Gods and Monsters - Rossi & Rossi
Preview by Lizzie Guilfoyle
AN EXHIBITION of photographs by Caroline Chiu, Gods and Monsters: Portraits of the Nyingjei Lam Collection, will be on display at Rossi & Rossi from Thursday, October 30 to Friday, November 28, 2008.
Staged to coincide with Asian Art in London (October 30 to November 8), the exhibition will include some twenty unique images of exceptional Himalayan sculpture from the well-known Nyingjei Lam Collection. Chiu aims to convey the power and the mystery of these outstanding objects through her highly individual method of working with the world’s second largest camera.
Nyingjei Lam in the Tibetan language means ‘The Path of Compassion’ and this is one of the greatest collections of Himalayan art in private hands in the world. It includes rare and important Indian and Nepalese bronze sculptures of the 7th to the 12th centuries as well as many remarkable images from Tibet dating from the 10th to the 17th centuries.
Among these are figures in copper, gilt bronze, silver and other materials depicting the Buddha, Bodhisattvas (future Buddhas) and esoteric Tantric deities, as well as an outstanding group of portrait images of saints and lamas. Anna Maria Rossi and her son Fabio were closely involved with the formation of the collection over a period of some twenty years.
The collection was on loan for ten years to the Ashmolean Museum, Oxford, where it was exhibited for the first time in 1999, accompanied by a major illustrated catalogue by Jane Casey Singer and David Weldon, published by Calmann & King. It is now on long-term loan to the Rubin Museum of Art, New York, home to a comprehensive collection of art from the Himalayas and surrounding regions.
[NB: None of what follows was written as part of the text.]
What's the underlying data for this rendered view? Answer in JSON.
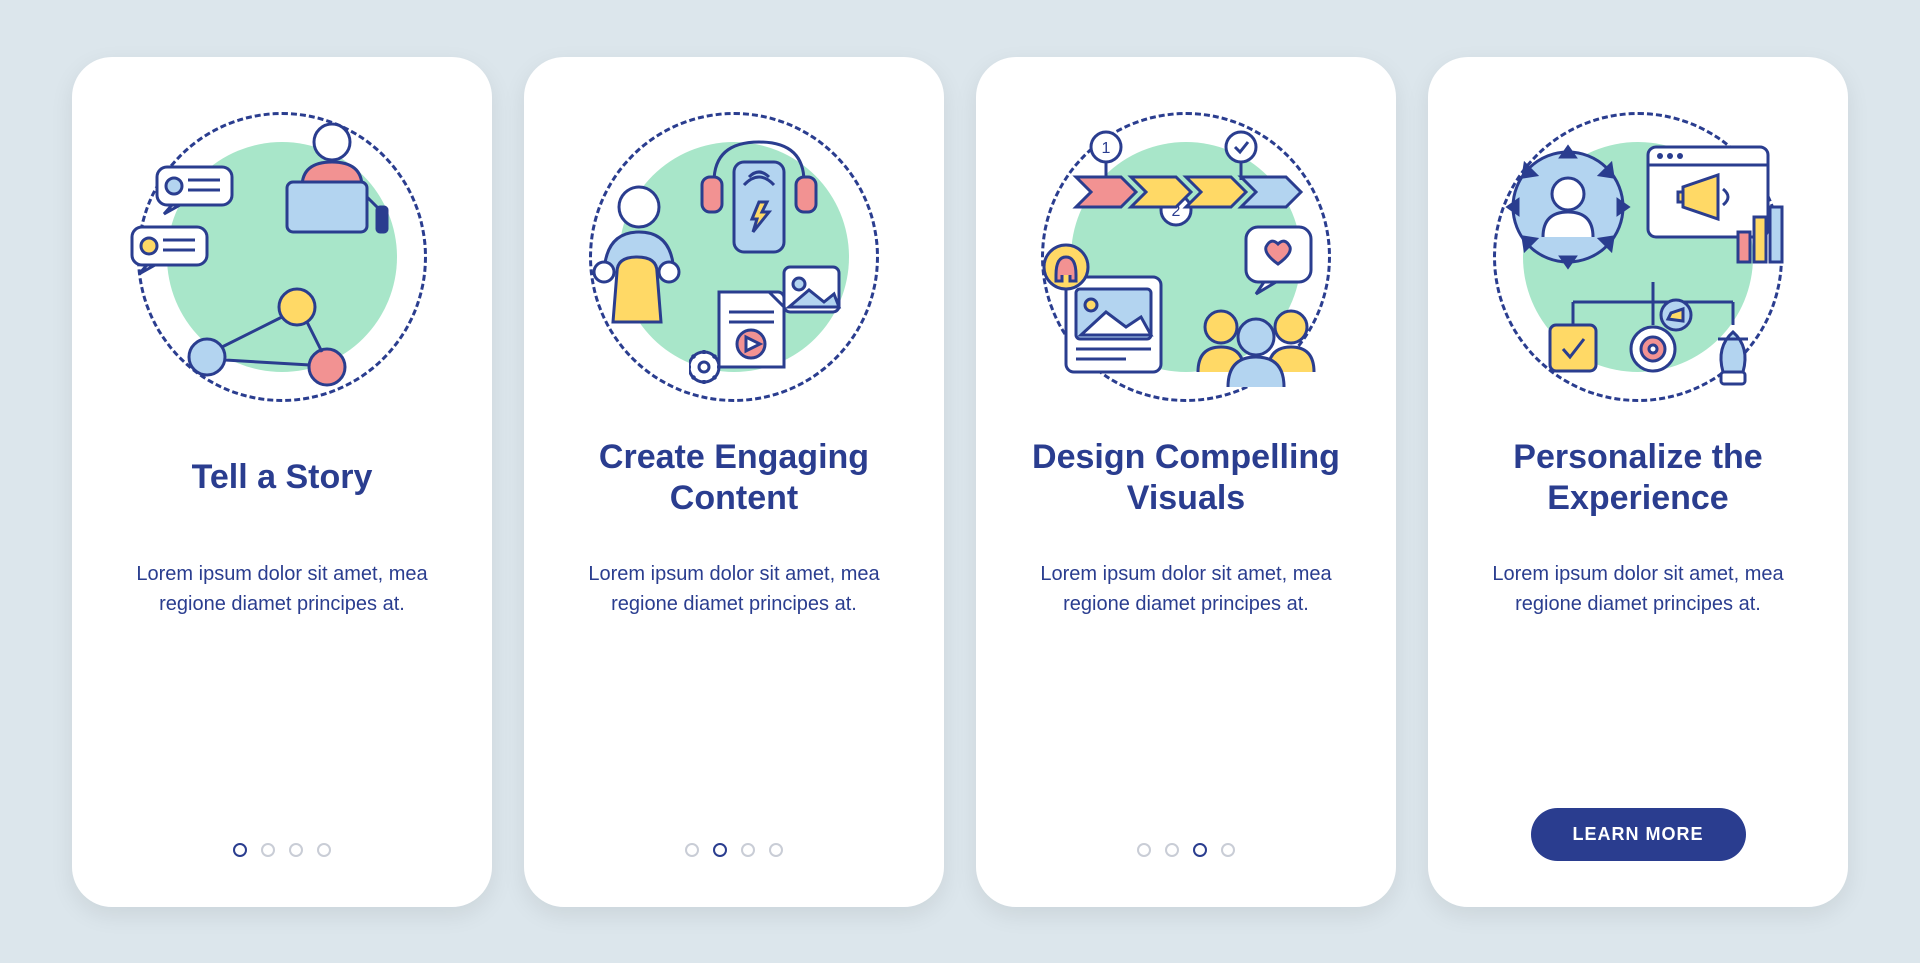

For Chiu to have had access to such a collection was a great privilege that would be comparable to having access to the greatest sculptures by Michelangelo, Cellini or Bernini. This exceptional collaboration between museum and artist has resulted in a series of masterpieces of photography.
Chiu uses an old-fashioned Polaroid camera, weighing about 500 lbs, with a negative size of 20 × 24 inches. One of only three such cameras in existence, this model has been used by such artists as Andy Warhol. The 20 × 24 Polaroid camera allows her to photograph the images at extreme magnification so that the results are as close to visual perfection as possible. The small objects are blown up to as much as 100 times their normal size, revealing details imperceptible to the naked eye, so taking on an almost abstract quality.
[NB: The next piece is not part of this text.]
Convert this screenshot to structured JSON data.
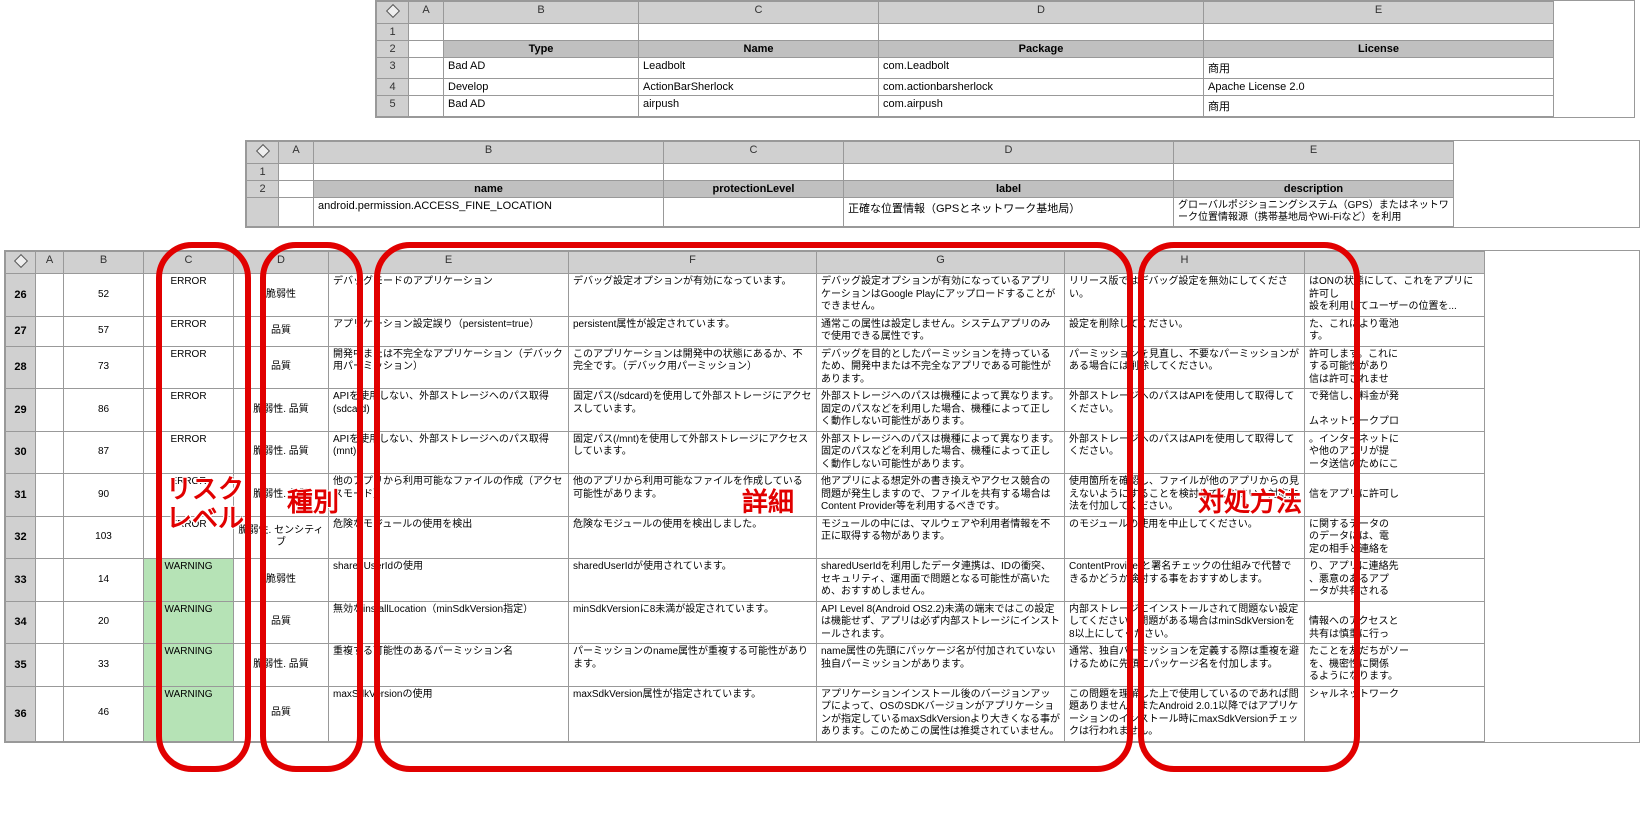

Working with such a large camera is time-consuming and presents many challenges, with no second chances or room for mistakes with the lighting and full frame compositions but, as Caroline says: “Such a rare process suits the subject matter. The resulting images are precious in themselves, echoing the feeling of the objects.”
Caroline goes on to explain: “I am not seeking an ‘objective’ view of the exceptional items I photograph, but to reveal their mystery and ‘dark beauty’. … To reveal this ‘dark beauty’, I use a chocolate film made up of a colour positive and a black and white negative. This gives the images a dense richness and intense dark brown colouring.”
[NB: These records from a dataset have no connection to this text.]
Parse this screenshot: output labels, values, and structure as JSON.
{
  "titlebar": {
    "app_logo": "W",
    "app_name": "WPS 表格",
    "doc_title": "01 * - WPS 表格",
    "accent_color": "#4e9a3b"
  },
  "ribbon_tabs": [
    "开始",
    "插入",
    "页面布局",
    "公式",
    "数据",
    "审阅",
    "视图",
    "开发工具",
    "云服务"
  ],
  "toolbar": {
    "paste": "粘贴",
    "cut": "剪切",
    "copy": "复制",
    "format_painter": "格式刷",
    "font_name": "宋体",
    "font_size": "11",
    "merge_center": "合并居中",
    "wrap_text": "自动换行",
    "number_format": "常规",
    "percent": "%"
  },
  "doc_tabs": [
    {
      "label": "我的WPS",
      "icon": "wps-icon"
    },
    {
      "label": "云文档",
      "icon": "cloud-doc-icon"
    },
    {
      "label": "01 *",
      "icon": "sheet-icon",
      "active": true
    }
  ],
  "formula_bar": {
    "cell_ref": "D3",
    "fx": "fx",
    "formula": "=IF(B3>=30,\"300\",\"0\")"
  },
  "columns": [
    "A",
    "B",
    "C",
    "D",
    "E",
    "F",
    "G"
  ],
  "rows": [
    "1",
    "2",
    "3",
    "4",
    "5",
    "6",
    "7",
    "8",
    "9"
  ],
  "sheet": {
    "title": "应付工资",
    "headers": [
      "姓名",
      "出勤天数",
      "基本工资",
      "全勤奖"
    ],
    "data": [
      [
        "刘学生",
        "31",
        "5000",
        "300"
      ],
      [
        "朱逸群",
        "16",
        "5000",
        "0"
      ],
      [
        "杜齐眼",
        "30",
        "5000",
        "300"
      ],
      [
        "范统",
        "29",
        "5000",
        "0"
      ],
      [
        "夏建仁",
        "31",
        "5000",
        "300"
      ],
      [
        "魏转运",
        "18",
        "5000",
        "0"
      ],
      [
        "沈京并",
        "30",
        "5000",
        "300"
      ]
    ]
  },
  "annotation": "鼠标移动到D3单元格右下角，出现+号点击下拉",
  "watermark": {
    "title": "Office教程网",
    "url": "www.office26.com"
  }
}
Polaroid is no longer producing this precious film which she finds ideal for the evocative effect that allows the objects to emerge poetically from a mysterious sepia darkness. The characteristics of the film also contribute to the distinctive patina and texture of each image and the process which produces one unique and un-reproducible image is akin to painting and a refreshing reaction to today’s digital world of retouching, re-editing, and mass media.
Chiu was born and raised in Hong Kong, and studied in America – at Tufts University and New York University as well as photography workshops at Rockport College in Maine. Her work has been exhibited in Europe, Hong Kong, and America. Since 2001, she has been working on a long-term project called The Chinese wunderkammer which recreates the European precursor of the museum, the ‘wonder rooms’ full of far-flung curiosities from around the world. For this project she assembles and photographs a wide range of Chinese and Asian cultural artefacts.
There will be a fully illustrated catalogue to accompany the exhibition with an introduction by David Pritzker. Price £20.
Times: Monday to Friday from 10am to 5.30pm, Saturday from 11am to 4pm. During Asian Art in London: Sunday, November 2 from 12 noon to 5pm, Mayfair late-night opening on Monday, November 3 until 9pm.
Price range: £4,000 to £10,000.
Rossi & Rossi Ltd, 16 Clifford Street, London, W1S 3RG.
Telephone: +44 (0)20 7734 6487